*** Given data ***
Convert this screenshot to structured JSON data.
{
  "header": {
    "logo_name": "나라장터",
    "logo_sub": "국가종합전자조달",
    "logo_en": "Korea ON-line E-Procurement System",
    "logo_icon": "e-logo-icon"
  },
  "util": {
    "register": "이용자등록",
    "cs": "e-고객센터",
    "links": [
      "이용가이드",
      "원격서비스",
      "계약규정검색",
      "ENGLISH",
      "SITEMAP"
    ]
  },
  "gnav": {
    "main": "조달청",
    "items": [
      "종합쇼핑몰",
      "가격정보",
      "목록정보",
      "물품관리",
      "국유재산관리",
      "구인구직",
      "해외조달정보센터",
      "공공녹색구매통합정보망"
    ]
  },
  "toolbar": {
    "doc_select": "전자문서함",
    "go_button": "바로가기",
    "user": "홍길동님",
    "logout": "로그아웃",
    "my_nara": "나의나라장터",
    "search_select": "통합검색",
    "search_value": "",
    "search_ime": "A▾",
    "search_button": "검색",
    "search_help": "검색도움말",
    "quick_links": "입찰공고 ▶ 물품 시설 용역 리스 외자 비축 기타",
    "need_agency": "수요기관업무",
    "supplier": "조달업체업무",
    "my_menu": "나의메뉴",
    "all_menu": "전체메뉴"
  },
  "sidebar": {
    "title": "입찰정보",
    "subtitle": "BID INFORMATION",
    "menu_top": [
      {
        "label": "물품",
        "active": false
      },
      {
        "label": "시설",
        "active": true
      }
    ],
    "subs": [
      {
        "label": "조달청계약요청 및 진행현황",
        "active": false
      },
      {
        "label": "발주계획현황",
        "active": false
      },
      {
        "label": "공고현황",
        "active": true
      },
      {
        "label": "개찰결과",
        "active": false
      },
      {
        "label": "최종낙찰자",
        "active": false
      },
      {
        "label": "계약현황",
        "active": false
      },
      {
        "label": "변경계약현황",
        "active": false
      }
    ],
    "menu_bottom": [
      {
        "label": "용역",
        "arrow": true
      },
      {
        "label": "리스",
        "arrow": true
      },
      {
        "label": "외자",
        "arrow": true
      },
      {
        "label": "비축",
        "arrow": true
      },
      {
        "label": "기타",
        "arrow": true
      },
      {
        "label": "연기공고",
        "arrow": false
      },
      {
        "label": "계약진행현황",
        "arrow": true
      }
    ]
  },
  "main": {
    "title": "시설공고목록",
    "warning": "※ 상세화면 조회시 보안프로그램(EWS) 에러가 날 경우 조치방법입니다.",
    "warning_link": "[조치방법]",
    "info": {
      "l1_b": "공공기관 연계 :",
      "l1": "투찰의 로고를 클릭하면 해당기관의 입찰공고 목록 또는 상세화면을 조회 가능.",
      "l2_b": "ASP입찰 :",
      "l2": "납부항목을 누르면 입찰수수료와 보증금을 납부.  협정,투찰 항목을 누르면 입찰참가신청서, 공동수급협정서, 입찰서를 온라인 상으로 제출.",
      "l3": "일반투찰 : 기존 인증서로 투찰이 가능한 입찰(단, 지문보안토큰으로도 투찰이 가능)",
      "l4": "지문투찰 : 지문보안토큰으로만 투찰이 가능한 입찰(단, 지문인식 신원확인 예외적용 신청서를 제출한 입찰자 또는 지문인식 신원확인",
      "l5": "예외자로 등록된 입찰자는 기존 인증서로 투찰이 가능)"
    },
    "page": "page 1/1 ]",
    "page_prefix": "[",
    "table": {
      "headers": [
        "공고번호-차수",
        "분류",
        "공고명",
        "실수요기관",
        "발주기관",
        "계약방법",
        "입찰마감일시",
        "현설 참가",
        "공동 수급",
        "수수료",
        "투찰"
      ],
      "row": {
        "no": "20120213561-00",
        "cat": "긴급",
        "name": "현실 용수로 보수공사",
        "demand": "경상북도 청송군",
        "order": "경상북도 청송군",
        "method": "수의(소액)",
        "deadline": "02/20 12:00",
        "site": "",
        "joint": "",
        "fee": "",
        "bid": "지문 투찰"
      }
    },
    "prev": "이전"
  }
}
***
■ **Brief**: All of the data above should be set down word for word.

■ **Answer to this exercise**:
Convert this screenshot to structured JSON data.
{
  "header": {
    "logo_name": "나라장터",
    "logo_sub": "국가종합전자조달",
    "logo_en": "Korea ON-line E-Procurement System",
    "logo_icon": "e-logo-icon"
  },
  "util": {
    "register": "이용자등록",
    "cs": "e-고객센터",
    "links": [
      "이용가이드",
      "원격서비스",
      "계약규정검색",
      "ENGLISH",
      "SITEMAP"
    ]
  },
  "gnav": {
    "main": "조달청",
    "items": [
      "종합쇼핑몰",
      "가격정보",
      "목록정보",
      "물품관리",
      "국유재산관리",
      "구인구직",
      "해외조달정보센터",
      "공공녹색구매통합정보망"
    ]
  },
  "toolbar": {
    "doc_select": "전자문서함",
    "go_button": "바로가기",
    "user": "홍길동님",
    "logout": "로그아웃",
    "my_nara": "나의나라장터",
    "search_select": "통합검색",
    "search_value": "",
    "search_ime": "A▾",
    "search_button": "검색",
    "search_help": "검색도움말",
    "quick_links": "입찰공고 ▶ 물품 시설 용역 리스 외자 비축 기타",
    "need_agency": "수요기관업무",
    "supplier": "조달업체업무",
    "my_menu": "나의메뉴",
    "all_menu": "전체메뉴"
  },
  "sidebar": {
    "title": "입찰정보",
    "subtitle": "BID INFORMATION",
    "menu_top": [
      {
        "label": "물품",
        "active": false
      },
      {
        "label": "시설",
        "active": true
      }
    ],
    "subs": [
      {
        "label": "조달청계약요청 및 진행현황",
        "active": false
      },
      {
        "label": "발주계획현황",
        "active": false
      },
      {
        "label": "공고현황",
        "active": true
      },
      {
        "label": "개찰결과",
        "active": false
      },
      {
        "label": "최종낙찰자",
        "active": false
      },
      {
        "label": "계약현황",
        "active": false
      },
      {
        "label": "변경계약현황",
        "active": false
      }
    ],
    "menu_bottom": [
      {
        "label": "용역",
        "arrow": true
      },
      {
        "label": "리스",
        "arrow": true
      },
      {
        "label": "외자",
        "arrow": true
      },
      {
        "label": "비축",
        "arrow": true
      },
      {
        "label": "기타",
        "arrow": true
      },
      {
        "label": "연기공고",
        "arrow": false
      },
      {
        "label": "계약진행현황",
        "arrow": true
      }
    ]
  },
  "main": {
    "title": "시설공고목록",
    "warning": "※ 상세화면 조회시 보안프로그램(EWS) 에러가 날 경우 조치방법입니다.",
    "warning_link": "[조치방법]",
    "info": {
      "l1_b": "공공기관 연계 :",
      "l1": "투찰의 로고를 클릭하면 해당기관의 입찰공고 목록 또는 상세화면을 조회 가능.",
      "l2_b": "ASP입찰 :",
      "l2": "납부항목을 누르면 입찰수수료와 보증금을 납부.  협정,투찰 항목을 누르면 입찰참가신청서, 공동수급협정서, 입찰서를 온라인 상으로 제출.",
      "l3": "일반투찰 : 기존 인증서로 투찰이 가능한 입찰(단, 지문보안토큰으로도 투찰이 가능)",
      "l4": "지문투찰 : 지문보안토큰으로만 투찰이 가능한 입찰(단, 지문인식 신원확인 예외적용 신청서를 제출한 입찰자 또는 지문인식 신원확인",
      "l5": "예외자로 등록된 입찰자는 기존 인증서로 투찰이 가능)"
    },
    "page": "page 1/1 ]",
    "page_prefix": "[",
    "table": {
      "headers": [
        "공고번호-차수",
        "분류",
        "공고명",
        "실수요기관",
        "발주기관",
        "계약방법",
        "입찰마감일시",
        "현설 참가",
        "공동 수급",
        "수수료",
        "투찰"
      ],
      "row": {
        "no": "20120213561-00",
        "cat": "긴급",
        "name": "현실 용수로 보수공사",
        "demand": "경상북도 청송군",
        "order": "경상북도 청송군",
        "method": "수의(소액)",
        "deadline": "02/20 12:00",
        "site": "",
        "joint": "",
        "fee": "",
        "bid": "지문 투찰"
      }
    },
    "prev": "이전"
  }
}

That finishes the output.